Colorado Witnesses Share Experiences with Recent Wildfires, Mitigation Efforts
Colorado U.S. Senator Michael Bennet, Chairman of the U.S. Senate Subcommittee on Conservation, Forestry and Natural Resources, today chaired a hearing on the connection between Washington’s shortsighted budgets and an increased risk for more frequent and larger wildfires across the country.
Bennet used the hearing to focus on the budgeting and policy decisions that guide the U.S. Forest Service’s work to mitigate and suppress wildfires.
The hearing, entitled “Shortchanging our Forests: How Tight Budgets and Management Decisions Can Increase the Risk of Wildfire,” brought attention to shrinking budgets for mitigation efforts that studies have shown can reduce the future costs associated with catastrophic wildfires. According to the Congressional Budget Office, every $1 in wildfire mitigation funding saves $5 in future disaster losses.
“Getting ourselves out of this vicious cycle will be no easy task. But catastrophic wildfire is literally an issue of life or death for many people in Colorado,” Bennet said in his opening statement. “We are doing them, and the country, a great disservice by not tackling this problem.”
“It is my hope that today’s hearing will help us consider innovative ideas to put us back on surer footing – a saner approach that dedicates the Congress and the agencies to putting in the work on the front end, before the fires do their damage,” Bennet added.
The hearing featured testimony from Davey Pitcher, president and CEO of Wolf Creek Ski Area in Pagosa Springs, and Sallie Clark, El Paso County Commissioner and Second Vice President of the National Association of Counties (NACo), among others. Jim Hubbard, the Deputy Chief of the U.S. Forest Service and former Colorado State Forester between 1984 and 2004, also testified.
“Another wildfire in southern Colorado is inevitable if conditions remain the same,” Pitcher said in his testimony. “When looking at the millions of acres of dead trees, we should resist simply seeing a chainsaw. Public outreach, timber sales, fuel reduction, controlled burns, and energy design should be used in conjunction to create an economically and environmentally sound forest health prescription that protects asset values on Wolf Creek Pass.”
“The Waldo Canyon Fire was a stark reminder of the need to be proactive in our efforts to protect our citizens, property, and resources,” Commissioner Clark said at the hearing. “We understand that no single effort is perfect, and we cannot end the threat of destructive wildfires. But it is important that we recognize and establish a framework for state, local and federal government agencies and the private sector, to work together to identify and manage our forests in a responsible way and to implement policies that provide the ability to get the job done.”

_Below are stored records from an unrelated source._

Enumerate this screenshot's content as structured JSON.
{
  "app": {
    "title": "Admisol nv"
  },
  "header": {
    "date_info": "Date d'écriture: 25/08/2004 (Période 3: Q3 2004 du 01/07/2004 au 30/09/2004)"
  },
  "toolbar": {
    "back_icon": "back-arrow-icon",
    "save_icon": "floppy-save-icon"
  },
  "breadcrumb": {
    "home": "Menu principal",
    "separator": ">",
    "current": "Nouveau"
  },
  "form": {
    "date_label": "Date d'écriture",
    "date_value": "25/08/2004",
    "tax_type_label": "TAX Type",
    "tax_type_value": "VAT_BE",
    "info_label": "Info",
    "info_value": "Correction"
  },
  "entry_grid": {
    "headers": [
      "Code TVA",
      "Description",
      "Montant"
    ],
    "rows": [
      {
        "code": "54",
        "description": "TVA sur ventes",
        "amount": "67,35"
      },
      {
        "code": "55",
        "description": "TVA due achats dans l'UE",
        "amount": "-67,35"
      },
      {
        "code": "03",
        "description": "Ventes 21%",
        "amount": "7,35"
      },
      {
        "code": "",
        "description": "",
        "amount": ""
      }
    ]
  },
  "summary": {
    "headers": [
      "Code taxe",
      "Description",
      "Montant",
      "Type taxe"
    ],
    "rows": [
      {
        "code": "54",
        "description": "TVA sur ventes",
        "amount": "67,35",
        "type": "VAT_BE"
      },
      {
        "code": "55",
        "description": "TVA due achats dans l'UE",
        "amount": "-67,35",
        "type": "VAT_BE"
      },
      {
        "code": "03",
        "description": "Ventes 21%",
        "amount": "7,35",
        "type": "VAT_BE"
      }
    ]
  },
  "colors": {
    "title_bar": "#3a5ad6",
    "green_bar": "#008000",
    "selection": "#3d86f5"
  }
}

Bennet has been a strong advocate for wildfire mitigation efforts. In August, he introduced a bipartisan, deficit-neutral bill that would award competitive grants to states for priority wildfire mitigation and preparedness projects on federal, state, and private land. He was also successful in securing two key provisions in the Senate version of the 2013 Farm Bill that would improve forest health and reduce the risk of wildfires: his National Forest and Insect Disease Act, which would prioritize the treatment of national forest land that is suffering from insect epidemics, and his Permanent Stewardship Contracting Reauthorization Act, which would permanently reauthorize stewardship contracting, an important tool that allows the USFS to partner with private businesses and individuals to help thin trees and reduce fuel loads.
Bennet also led members of the Colorado delegation in successfully urging President Obama to designate the Black Forest and Royal Gorge Fires as major disasters. He was also instrumental in securing Emergency Watershed Protection funds for areas affected by last year's High Park and Waldo Canyon fires.